5. In 2002, § 3B1.3 read in relevant part: “If the defendant abused a position of public or private trust, or used a special skill, in a manner that significantly facilitated the commission or concealment of the offense, increase by 2 levels. This adjustment may not be employed if an abuse of trust or skill is included in the base offense level or specific offense characteristic.” § 3B1.3.
6. In 2002, § 3C1.1 read: “If (A) the defendant willfully obstructed or impeded, or attempted to obstruct or impede, the administration of justice during the course of the investigation, prosecution, or sentencing of the instant offense of conviction, and (B) the obstructive conduct related to (I) the defendant's offense of conviction and any relevant conduct; or (ii) a closely related offense, increase the offense level by 2 levels.” § 3C1.1.

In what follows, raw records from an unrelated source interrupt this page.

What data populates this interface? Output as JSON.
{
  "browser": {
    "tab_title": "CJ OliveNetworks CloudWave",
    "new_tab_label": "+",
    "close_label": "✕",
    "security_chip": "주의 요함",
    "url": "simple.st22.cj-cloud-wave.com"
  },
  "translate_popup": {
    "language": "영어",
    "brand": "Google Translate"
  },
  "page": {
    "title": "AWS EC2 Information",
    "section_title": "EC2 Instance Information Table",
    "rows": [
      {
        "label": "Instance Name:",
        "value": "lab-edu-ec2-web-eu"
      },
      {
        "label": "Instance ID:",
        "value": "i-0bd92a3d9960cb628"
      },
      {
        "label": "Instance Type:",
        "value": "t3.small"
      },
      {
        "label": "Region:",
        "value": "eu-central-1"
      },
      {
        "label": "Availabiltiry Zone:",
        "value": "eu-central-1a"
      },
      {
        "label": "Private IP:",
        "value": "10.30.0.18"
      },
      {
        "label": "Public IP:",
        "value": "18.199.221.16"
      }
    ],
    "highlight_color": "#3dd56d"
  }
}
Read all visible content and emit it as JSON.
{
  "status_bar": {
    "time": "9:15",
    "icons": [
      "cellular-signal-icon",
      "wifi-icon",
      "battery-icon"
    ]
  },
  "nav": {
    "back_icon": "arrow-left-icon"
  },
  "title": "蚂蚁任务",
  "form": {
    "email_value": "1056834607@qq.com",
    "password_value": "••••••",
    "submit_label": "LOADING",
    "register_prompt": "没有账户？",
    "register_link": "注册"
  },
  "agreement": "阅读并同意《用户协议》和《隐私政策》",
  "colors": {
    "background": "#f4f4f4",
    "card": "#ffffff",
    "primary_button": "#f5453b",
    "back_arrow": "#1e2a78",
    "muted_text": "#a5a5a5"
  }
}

7. Cruzado also challenges the court's order requiring payment of restitution and a fine, and ordering supervised release, but in too perfunctory a manner to permit us to evaluate the merits of those aspects of his punishment. “[I]ssues adverted to in a perfunctory manner, unaccompanied by some effort at developed argumentation, are deemed waived.” United States v. Zannino, 895 F.2d 1, 17 (1st Cir.1990).
8. Nor is the rule of lenity applicable, as Cruzado claims: there is nothing at all ambiguous in § 2C1.1.
9. Section 1B1.5 provides instructions for reading a guideline that refers to another guideline. That section directs that “[a]n instruction to use the offense level from another offense guideline refers to the offense level from the entire offense guideline.” § 1B1.5(b)(1). This provision meant here that, where § 2S1.1(a) incorporated the offense level for extortion as the base offense level for money laundering, it incorporated the final calculated offense level for the extortion, which was 20, and not merely the unadjusted base offense level for extortion, which would have been 10. Cruzado argues that the instruction under § 1B1.5 that § 2S1.1(a) be read to incorporate the “entire offense guideline” specified at § 2C1.1 precluded making further adjustments under the remainder of § 2S1.1, but this reading of § 1B1.5 is simply implausible.
10. While the court did not explain in detail its reasons for imposing the § 3B1.1 abuse-of-trust enhancement, it is evident that it did so because it considered Cruzado's use of his high office to facilitate his wrongdoing to trigger the guideline provision, and this is indeed a typical understanding of the provision. See, e.g., United States v. Sarault, 975 F.2d 17 (1st Cir.1992) (noting that former mayor had been determined to have merited, and had not challenged, § 3B1.3 abuse-of-trust enhancement for role in corruption scheme).
11. The Sentencing Commission itself appears to recognize that § 2C1.1(b)(2)(B) and § 3B1.3 are redundant, for in the application notes to § 2C1.1, the Commission directs that when sentencing under the provisions of § 2C1.1, a sentencing court should “not apply § 3B1.3 (Abuse of Position of Trust or Use of Special Skill).” § 2C1.1 cmt. n. 3. We do not rely on the application note in reaching our decision, however, but on the plain language of § 3B1.3.
STAHL, Senior Circuit Judge.